### Graph Layout

Finally, after much effort, the planar embedder is working.

Along the way, a couple of other things have come out of this work : one is an implementation of a fusane generator roughly related to Brinkmann, Caporossi, and Hansen's paper. I say 'roughly' - actually, it is nothing like it! (To be described in a later post.)

I now also understand better algorithms for spanning tree generations, and cycle finding. These will also be described in later posts, if necessary. For now, though : what about those planar graphs, eh? Got any images...

Fusanes! Or, well, graphs that could model fusanes (polyhexes), to be exact. The colors here are vertex equivalence classes, calculated using signatures. These are quite easy examples, however - they are all outerplanar graphs. So what about something more tricky? How about this :

Not very nicely laid out, but looks a lot like the top picture here, I think. One lesson I have learnt is that an embedding (which is a combinatorial object) is not at all like a drawing (which is a geometric object). the embedding only tells you which vertices are part of which face, while the drawing has actual 2D coordinates.

There is an implementation of Plestenjak's spring layout algorithm - but I must have messed up somewhere, as it doesn't work so well. Take a look at this 'before and after' image of fullerene-26 :

It's a bit hard to see at this size, but the one on the left is the 'before' picture, where no refinement of the coordinates has been performed, and the one on the right has been refined. Well 'coarsened' in some places - notably the vertex at the top, which happens to be the central one.

Code for this is here.

### Generating Dungeons With BSP Trees or Sliceable Rectangles

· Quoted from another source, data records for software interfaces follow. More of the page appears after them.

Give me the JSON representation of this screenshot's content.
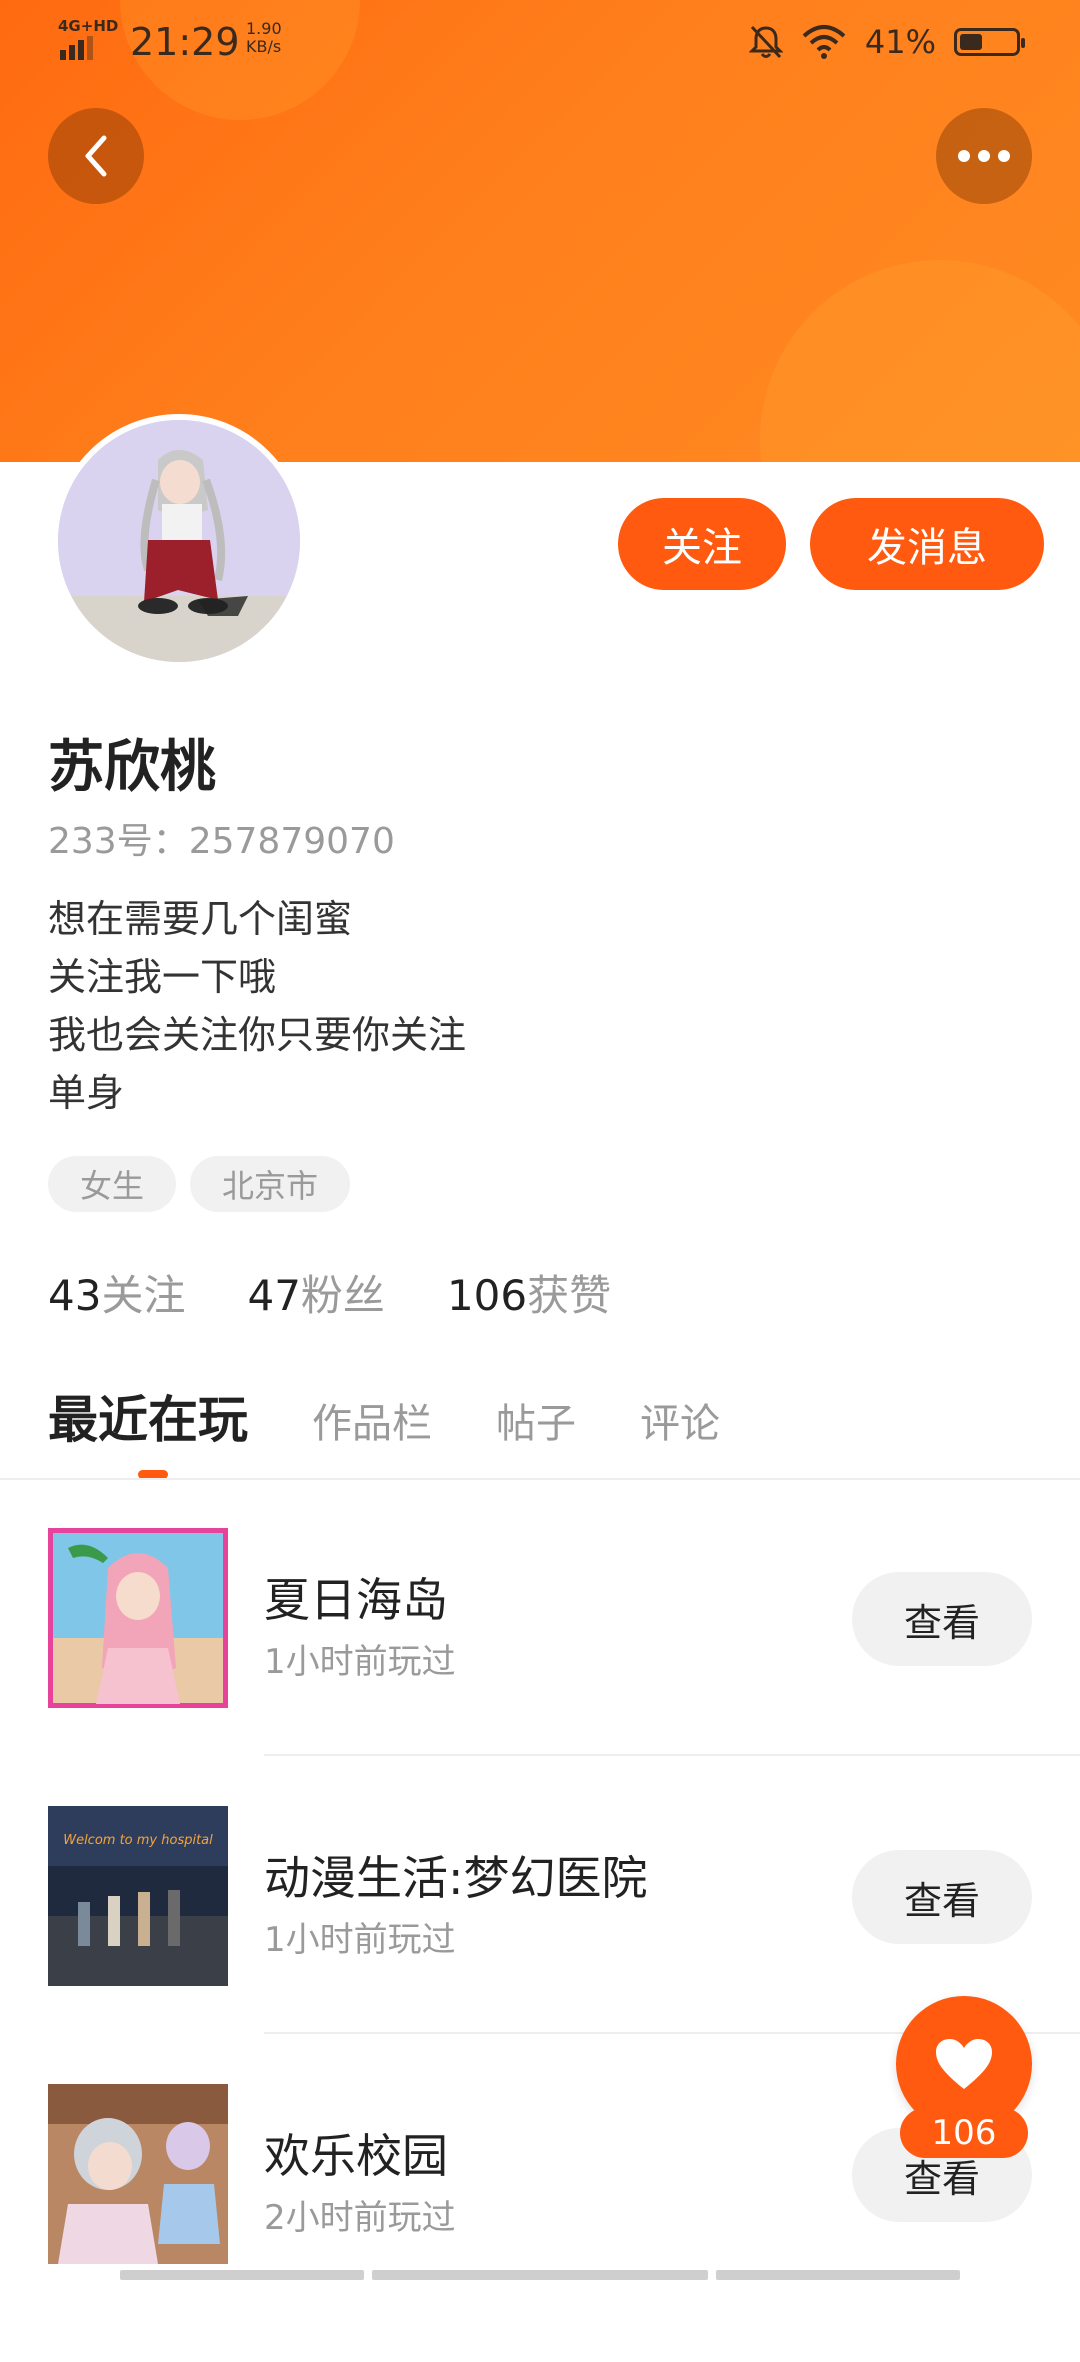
{
  "status_bar": {
    "network": "4G+HD",
    "time": "21:29",
    "speed_value": "1.90",
    "speed_unit": "KB/s",
    "battery_percent": "41%",
    "battery_level": 0.41,
    "icons": [
      "signal-bars-icon",
      "bell-off-icon",
      "wifi-icon",
      "battery-icon"
    ]
  },
  "header": {
    "back_icon": "chevron-left-icon",
    "more_icon": "more-dots-icon",
    "banner_color": "#ff7a1a"
  },
  "profile": {
    "name": "苏欣桃",
    "id_line": "233号：257879070",
    "bio": [
      "想在需要几个闺蜜",
      "关注我一下哦",
      "我也会关注你只要你关注",
      "单身"
    ],
    "tags": [
      "女生",
      "北京市"
    ],
    "stats": [
      {
        "num": "43",
        "label": "关注"
      },
      {
        "num": "47",
        "label": "粉丝"
      },
      {
        "num": "106",
        "label": "获赞"
      }
    ]
  },
  "actions": {
    "follow_label": "关注",
    "message_label": "发消息",
    "accent_color": "#ff5a10"
  },
  "tabs": [
    {
      "label": "最近在玩",
      "active": true
    },
    {
      "label": "作品栏",
      "active": false
    },
    {
      "label": "帖子",
      "active": false
    },
    {
      "label": "评论",
      "active": false
    }
  ],
  "games": [
    {
      "title": "夏日海岛",
      "subtitle": "1小时前玩过",
      "button": "查看"
    },
    {
      "title": "动漫生活:梦幻医院",
      "subtitle": "1小时前玩过",
      "button": "查看",
      "thumb_text": "Welcom to my hospital"
    },
    {
      "title": "欢乐校园",
      "subtitle": "2小时前玩过",
      "button": "查看"
    }
  ],
  "floating_like": {
    "icon": "heart-icon",
    "count": "106"
  }
}
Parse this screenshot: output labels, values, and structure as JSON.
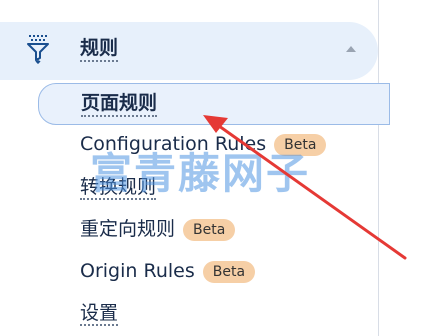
{
  "section": {
    "title": "规则",
    "icon": "filter-funnel-icon",
    "caret_icon": "caret-up-icon"
  },
  "nav": {
    "items": [
      {
        "label": "页面规则",
        "active": true
      },
      {
        "label": "Configuration Rules",
        "badge": "Beta"
      },
      {
        "label": "转换规则"
      },
      {
        "label": "重定向规则",
        "badge": "Beta"
      },
      {
        "label": "Origin Rules",
        "badge": "Beta"
      },
      {
        "label": "设置"
      }
    ]
  },
  "watermark": {
    "text": "富青藤网子"
  },
  "annotation": {
    "arrow_color": "#e53935"
  },
  "colors": {
    "header_bg": "#e7f0fb",
    "active_border": "#9bbbe7",
    "badge_bg": "#f6cfa6",
    "text": "#1a2c4a"
  }
}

So, I admit that the original reason for looking at sliceable rectangles was because of this gaming stackoverflow question about generating dungeon maps. The approach described there uses something called a binary split partition tree (BSP Tree) that's usually used in the context of 3D - notably in the rendering engine of the game Doom. Here is a BSP tree, as an example:

In the image, we have a sliced rectangle on the left, with the final rectangles labelled with letters (A-E) and the slices with numbers (1-4). The corresponding tree is on the right, with the slices as internal nodes labelled with 'h' for horizontal and 'v' for vertical. Naturally, only the leaves correspond to rectangles, and each internal node has two children - it's a binary tree.

So what is the connection between such trees and the sliceable dual graphs? Well, the rectangles are related in exactly the expected way:

Here, the same BSP tree is on the left (without some labels), and the slicea…

### Listing Degree Restricted Trees

Although stack overflow is generally just an endless source of questions on the lines of "HALP plz give CODES!? ... NOT homeWORK!! - don't close :(" occasionally you get more interesting ones. For example this one that asks about degree-restricted trees. Also there's some stuff about vertex labelling, but I think I've slightly missed something there.

In any case, lets look at the simpler problem : listing non-isomorphic trees with max degree 3. It's a nice small example of a general approach that I've been thinking about. The idea is to:
Given N vertices, partition 2(N - 1) into N parts of at most 3 -> D = {d0, d1, ... }For each d_i in D, connect the degrees in all possible ways that make trees.Filter out duplicates within each set generated by some d_i. Hmm. Sure would be nice to have maths formatting on blogger....

Anyway, look at this example for partitioning 12 into 7 parts:

At the top are the partitions, in the middle the trees (colored by degree) …

### Common Vertex Matrices of Graphs

There is an interesting set of papers out this year by Milan Randic et al (sorry about the accents - blogger seems to have a problem with accented 'c'...). I've looked at his work before here.

[1] Common vertex matrix: A novel characterization of molecular graphs by counting
[2] On the centrality of vertices of molecular graphs

and one still in publication to do with fullerenes. The central idea here (ho ho) is a graph descriptor a bit like path lengths called 'centrality'. Briefly, it is the count of neighbourhood intersections between pairs of vertices. Roughly this is illustrated here:

For the selected pair of vertices, the common vertices are those at the same distance from each - one at a distance of two and one at a distance of three. The matrix element for this pair will be the sum - 2 - and this is repeated for all pairs in the graph. Naturally, this is symmetric:

At the right of the matrix is the row sum (∑) which can be ordered to provide a graph invarian…